I'm a bit confused on how Variational Autoencoders are trained. In particular I'm confused on how the latent variable is generated for each input.

My questions are as follows:

  1. When running stochastic gradient descent does the sampled latent variable stick with the data point during the entire run or does a new latent variable get sampled each time descent is run?

  2. If running batch or full gradient descent, each data point gets its own set of sampled latent variables right?

  3. How do you check for convergence? Assuming the latent variable is sampled at each iteration, it's not clear to me how you can evaluate if you have converged or not given the stochastic nature of the performance function.

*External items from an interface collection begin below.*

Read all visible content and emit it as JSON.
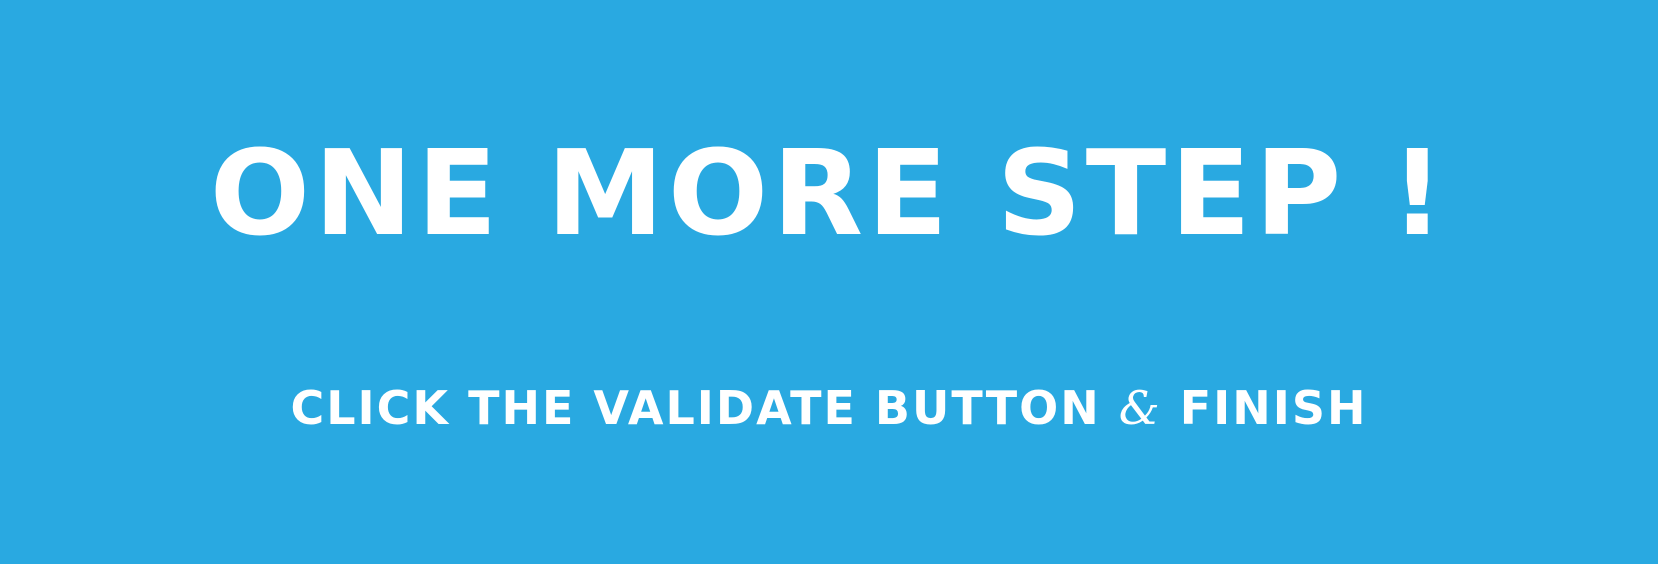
{
  "banner": {
    "headline": "ONE MORE STEP !",
    "subline_before": "CLICK THE VALIDATE BUTTON",
    "subline_amp": "&",
    "subline_after": "FINISH",
    "colors": {
      "background": "#29a9e1",
      "text": "#ffffff"
    }
  }
}
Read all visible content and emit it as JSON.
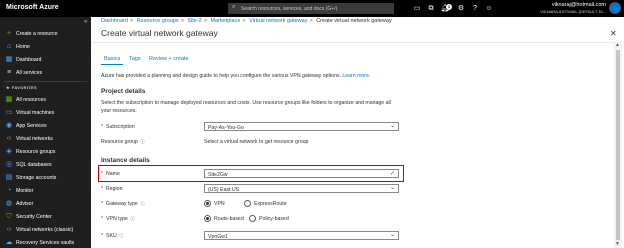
{
  "topbar": {
    "brand": "Microsoft Azure",
    "search_placeholder": "Search resources, services, and docs (G+/)",
    "notification_count": "1",
    "user_email": "viknaraj@hotmail.com",
    "user_directory": "VIKNARAJHOTMAIL (DEFAULT DI..."
  },
  "sidebar": {
    "items": [
      {
        "label": "Create a resource",
        "icon": "plus-icon"
      },
      {
        "label": "Home",
        "icon": "home-icon"
      },
      {
        "label": "Dashboard",
        "icon": "dashboard-icon"
      },
      {
        "label": "All services",
        "icon": "list-icon"
      },
      {
        "label": "All resources",
        "icon": "grid-icon"
      },
      {
        "label": "Virtual machines",
        "icon": "monitor-icon"
      },
      {
        "label": "App Services",
        "icon": "globe-icon"
      },
      {
        "label": "Virtual networks",
        "icon": "network-icon"
      },
      {
        "label": "Resource groups",
        "icon": "cube-icon"
      },
      {
        "label": "SQL databases",
        "icon": "database-icon"
      },
      {
        "label": "Storage accounts",
        "icon": "storage-icon"
      },
      {
        "label": "Monitor",
        "icon": "gauge-icon"
      },
      {
        "label": "Advisor",
        "icon": "advisor-icon"
      },
      {
        "label": "Security Center",
        "icon": "shield-icon"
      },
      {
        "label": "Virtual networks (classic)",
        "icon": "network-icon"
      },
      {
        "label": "Recovery Services vaults",
        "icon": "cloud-icon"
      }
    ],
    "favorites_label": "FAVORITES"
  },
  "breadcrumb": {
    "items": [
      "Dashboard",
      "Resource groups",
      "Site-2",
      "Marketplace",
      "Virtual network gateway"
    ],
    "current": "Create virtual network gateway"
  },
  "page": {
    "title": "Create virtual network gateway",
    "tabs": [
      "Basics",
      "Tags",
      "Review + create"
    ],
    "intro": "Azure has provided a planning and design guide to help you configure the various VPN gateway options.",
    "learn_more": "Learn more."
  },
  "project": {
    "heading": "Project details",
    "description": "Select the subscription to manage deployed resources and costs. Use resource groups like folders to organize and manage all your resources.",
    "subscription_label": "Subscription",
    "subscription_value": "Pay-As-You-Go",
    "resource_group_label": "Resource group",
    "resource_group_value": "Select a virtual network to get resource group"
  },
  "instance": {
    "heading": "Instance details",
    "name_label": "Name",
    "name_value": "Site2Gw",
    "region_label": "Region",
    "region_value": "(US) East US",
    "gateway_type_label": "Gateway type",
    "gateway_type_options": [
      "VPN",
      "ExpressRoute"
    ],
    "gateway_type_selected": "VPN",
    "vpn_type_label": "VPN type",
    "vpn_type_options": [
      "Route-based",
      "Policy-based"
    ],
    "vpn_type_selected": "Route-based",
    "sku_label": "SKU",
    "sku_value": "VpnGw1"
  },
  "colors": {
    "accent": "#0078d4",
    "sidebar_bg": "#1f1f1f",
    "topbar_bg": "#000000",
    "highlight": "#c00000"
  }
}
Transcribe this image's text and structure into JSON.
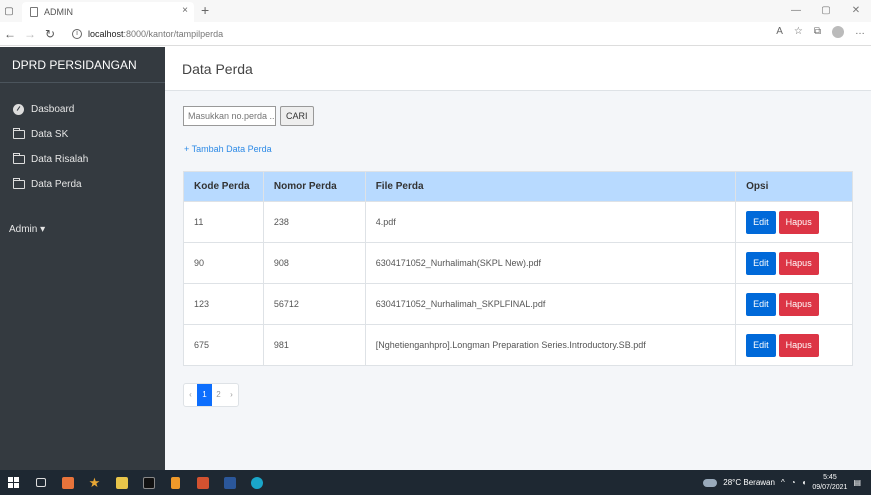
{
  "browser": {
    "tab_title": "ADMIN",
    "url_host": "localhost",
    "url_path": ":8000/kantor/tampilperda"
  },
  "sidebar": {
    "brand": "DPRD PERSIDANGAN",
    "items": [
      {
        "label": "Dasboard",
        "icon": "dashboard-icon"
      },
      {
        "label": "Data SK",
        "icon": "folder-icon"
      },
      {
        "label": "Data Risalah",
        "icon": "folder-icon"
      },
      {
        "label": "Data Perda",
        "icon": "folder-icon"
      }
    ],
    "admin_label": "Admin ▾"
  },
  "page": {
    "title": "Data Perda",
    "search_placeholder": "Masukkan no.perda ..",
    "search_button": "CARI",
    "add_link": "+ Tambah Data Perda"
  },
  "table": {
    "headers": [
      "Kode Perda",
      "Nomor Perda",
      "File Perda",
      "Opsi"
    ],
    "rows": [
      {
        "kode": "11",
        "nomor": "238",
        "file": "4.pdf"
      },
      {
        "kode": "90",
        "nomor": "908",
        "file": "6304171052_Nurhalimah(SKPL New).pdf"
      },
      {
        "kode": "123",
        "nomor": "56712",
        "file": "6304171052_Nurhalimah_SKPLFINAL.pdf"
      },
      {
        "kode": "675",
        "nomor": "981",
        "file": "[Nghetienganhpro].Longman Preparation Series.Introductory.SB.pdf"
      }
    ],
    "edit_label": "Edit",
    "delete_label": "Hapus"
  },
  "pagination": {
    "prev": "‹",
    "pages": [
      "1",
      "2"
    ],
    "next": "›",
    "active": "1"
  },
  "taskbar": {
    "weather": "28°C Berawan",
    "time": "5:45",
    "date": "09/07/2021"
  }
}
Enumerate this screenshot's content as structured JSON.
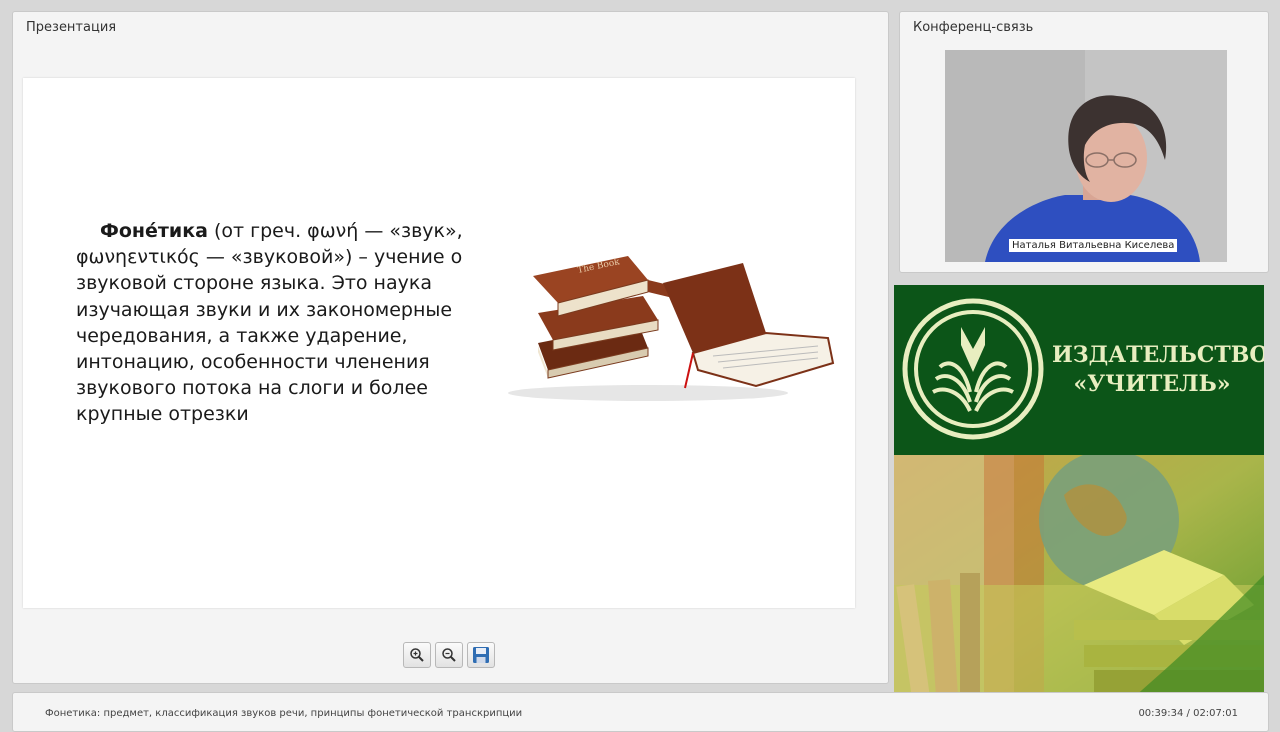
{
  "presentation": {
    "title": "Презентация",
    "slide": {
      "term": "Фоне́тика",
      "body": " (от греч. φωνή — «звук», φωνηεντικός — «звуковой»)  – учение о звуковой стороне языка. Это наука изучающая звуки и их закономерные чередования, а также ударение, интонацию, особенности членения звукового потока на слоги и более крупные отрезки",
      "book_label": "The Book"
    },
    "controls": {
      "zoom_in_icon": "zoom-in-icon",
      "zoom_out_icon": "zoom-out-icon",
      "save_icon": "save-icon"
    }
  },
  "conference": {
    "title": "Конференц-связь",
    "speaker_name": "Наталья Витальевна Киселева"
  },
  "publisher": {
    "name_line1": "ИЗДАТЕЛЬСТВО",
    "name_line2": "«УЧИТЕЛЬ»",
    "brand_color": "#0c5518",
    "accent_color": "#e8eec0"
  },
  "footer": {
    "lesson_title": "Фонетика: предмет, классификация звуков речи, принципы фонетической транскрипции",
    "timecode": "00:39:34 / 02:07:01"
  }
}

VAE's have an encoder. The encoder maps an input to a latent vector. The latent vector doesn't "stick". Instead, in each iteration, we use the encoder to map to a latent distribution, sample from that latent distribution, then use the decoder to map to a reconstruction, and compute the loss. Yes, each data point is mapped to its own latent vector. Yes, you run the encoder anew and sample anew for each point and each iteration of training.

You check for convergence in the standard way for any neural network: you look for the value of the loss function to plateau.

  • $\begingroup$ This is confusing as for example, arxiv.org/pdf/1606.05908.pdf mentions sampling for backprop. $\endgroup$ – FourierFlux Jan 27 '20 at 5:43
  • $\begingroup$ Also to be clear about the convergence question - I am confused because convergence won't be deterministic according to this paper in that if you check the error two different times it may produce a different result because of the random sampling aspect. $\endgroup$ – FourierFlux Jan 27 '20 at 5:56
  • $\begingroup$ @FourierFlux, sorry about that. You're right, that wasn't written very well. See edited answer for a better explanation. I'm not sure what you mean by deterministic convergence, but I don't think that's something you should expect for any neural network; the value of the loss is a noisy signal. However when you average it over many training samples I think the noise is unlikely to be a major issue. $\endgroup$ – D.W. Jan 27 '20 at 6:42

Your Answer

By clicking “Post Your Answer”, you agree to our terms of service, privacy policy and cookie policy

Not the answer you're looking for? Browse other questions tagged or ask your own question.